*Work item:*
All of the data is to be copied word for word.

*Source data:*
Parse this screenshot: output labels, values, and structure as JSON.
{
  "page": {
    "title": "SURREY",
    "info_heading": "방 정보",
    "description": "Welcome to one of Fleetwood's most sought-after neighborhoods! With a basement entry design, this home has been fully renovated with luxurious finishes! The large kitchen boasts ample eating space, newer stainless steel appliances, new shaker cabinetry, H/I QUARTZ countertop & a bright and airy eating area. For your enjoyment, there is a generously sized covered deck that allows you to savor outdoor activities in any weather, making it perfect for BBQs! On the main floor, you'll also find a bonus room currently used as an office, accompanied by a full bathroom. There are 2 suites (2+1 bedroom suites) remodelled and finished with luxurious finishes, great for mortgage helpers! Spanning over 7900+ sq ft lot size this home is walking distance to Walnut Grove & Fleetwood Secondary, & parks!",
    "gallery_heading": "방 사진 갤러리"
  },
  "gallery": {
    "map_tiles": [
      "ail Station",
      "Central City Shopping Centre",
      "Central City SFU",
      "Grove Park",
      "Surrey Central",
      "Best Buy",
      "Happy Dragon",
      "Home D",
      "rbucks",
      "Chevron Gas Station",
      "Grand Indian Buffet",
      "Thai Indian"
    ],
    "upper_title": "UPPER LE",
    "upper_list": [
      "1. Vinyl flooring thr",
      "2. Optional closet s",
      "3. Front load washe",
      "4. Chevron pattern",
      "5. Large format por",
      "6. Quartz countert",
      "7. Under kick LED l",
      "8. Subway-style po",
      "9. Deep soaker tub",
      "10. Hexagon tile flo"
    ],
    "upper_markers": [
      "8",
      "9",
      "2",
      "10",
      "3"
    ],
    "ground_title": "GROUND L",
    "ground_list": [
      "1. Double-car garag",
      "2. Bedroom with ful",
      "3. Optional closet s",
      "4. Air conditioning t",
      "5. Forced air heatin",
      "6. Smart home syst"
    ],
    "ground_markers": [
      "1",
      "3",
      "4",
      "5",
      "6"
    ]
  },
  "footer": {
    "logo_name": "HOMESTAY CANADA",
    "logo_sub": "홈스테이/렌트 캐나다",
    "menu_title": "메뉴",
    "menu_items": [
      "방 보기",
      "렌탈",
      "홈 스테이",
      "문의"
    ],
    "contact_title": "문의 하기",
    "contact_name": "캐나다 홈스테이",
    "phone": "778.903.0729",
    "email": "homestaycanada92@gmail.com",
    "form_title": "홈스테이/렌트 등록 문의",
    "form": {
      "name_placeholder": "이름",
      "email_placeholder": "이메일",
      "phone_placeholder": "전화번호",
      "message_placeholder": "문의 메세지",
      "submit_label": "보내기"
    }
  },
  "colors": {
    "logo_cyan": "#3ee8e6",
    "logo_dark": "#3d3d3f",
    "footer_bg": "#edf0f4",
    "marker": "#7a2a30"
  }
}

*Answer to the problem:*
Parse this screenshot: output labels, values, and structure as JSON.
{
  "page": {
    "title": "SURREY",
    "info_heading": "방 정보",
    "description": "Welcome to one of Fleetwood's most sought-after neighborhoods! With a basement entry design, this home has been fully renovated with luxurious finishes! The large kitchen boasts ample eating space, newer stainless steel appliances, new shaker cabinetry, H/I QUARTZ countertop & a bright and airy eating area. For your enjoyment, there is a generously sized covered deck that allows you to savor outdoor activities in any weather, making it perfect for BBQs! On the main floor, you'll also find a bonus room currently used as an office, accompanied by a full bathroom. There are 2 suites (2+1 bedroom suites) remodelled and finished with luxurious finishes, great for mortgage helpers! Spanning over 7900+ sq ft lot size this home is walking distance to Walnut Grove & Fleetwood Secondary, & parks!",
    "gallery_heading": "방 사진 갤러리"
  },
  "gallery": {
    "map_tiles": [
      "ail Station",
      "Central City Shopping Centre",
      "Central City SFU",
      "Grove Park",
      "Surrey Central",
      "Best Buy",
      "Happy Dragon",
      "Home D",
      "rbucks",
      "Chevron Gas Station",
      "Grand Indian Buffet",
      "Thai Indian"
    ],
    "upper_title": "UPPER LE",
    "upper_list": [
      "1. Vinyl flooring thr",
      "2. Optional closet s",
      "3. Front load washe",
      "4. Chevron pattern",
      "5. Large format por",
      "6. Quartz countert",
      "7. Under kick LED l",
      "8. Subway-style po",
      "9. Deep soaker tub",
      "10. Hexagon tile flo"
    ],
    "upper_markers": [
      "8",
      "9",
      "2",
      "10",
      "3"
    ],
    "ground_title": "GROUND L",
    "ground_list": [
      "1. Double-car garag",
      "2. Bedroom with ful",
      "3. Optional closet s",
      "4. Air conditioning t",
      "5. Forced air heatin",
      "6. Smart home syst"
    ],
    "ground_markers": [
      "1",
      "3",
      "4",
      "5",
      "6"
    ]
  },
  "footer": {
    "logo_name": "HOMESTAY CANADA",
    "logo_sub": "홈스테이/렌트 캐나다",
    "menu_title": "메뉴",
    "menu_items": [
      "방 보기",
      "렌탈",
      "홈 스테이",
      "문의"
    ],
    "contact_title": "문의 하기",
    "contact_name": "캐나다 홈스테이",
    "phone": "778.903.0729",
    "email": "homestaycanada92@gmail.com",
    "form_title": "홈스테이/렌트 등록 문의",
    "form": {
      "name_placeholder": "이름",
      "email_placeholder": "이메일",
      "phone_placeholder": "전화번호",
      "message_placeholder": "문의 메세지",
      "submit_label": "보내기"
    }
  },
  "colors": {
    "logo_cyan": "#3ee8e6",
    "logo_dark": "#3d3d3f",
    "footer_bg": "#edf0f4",
    "marker": "#7a2a30"
  }
}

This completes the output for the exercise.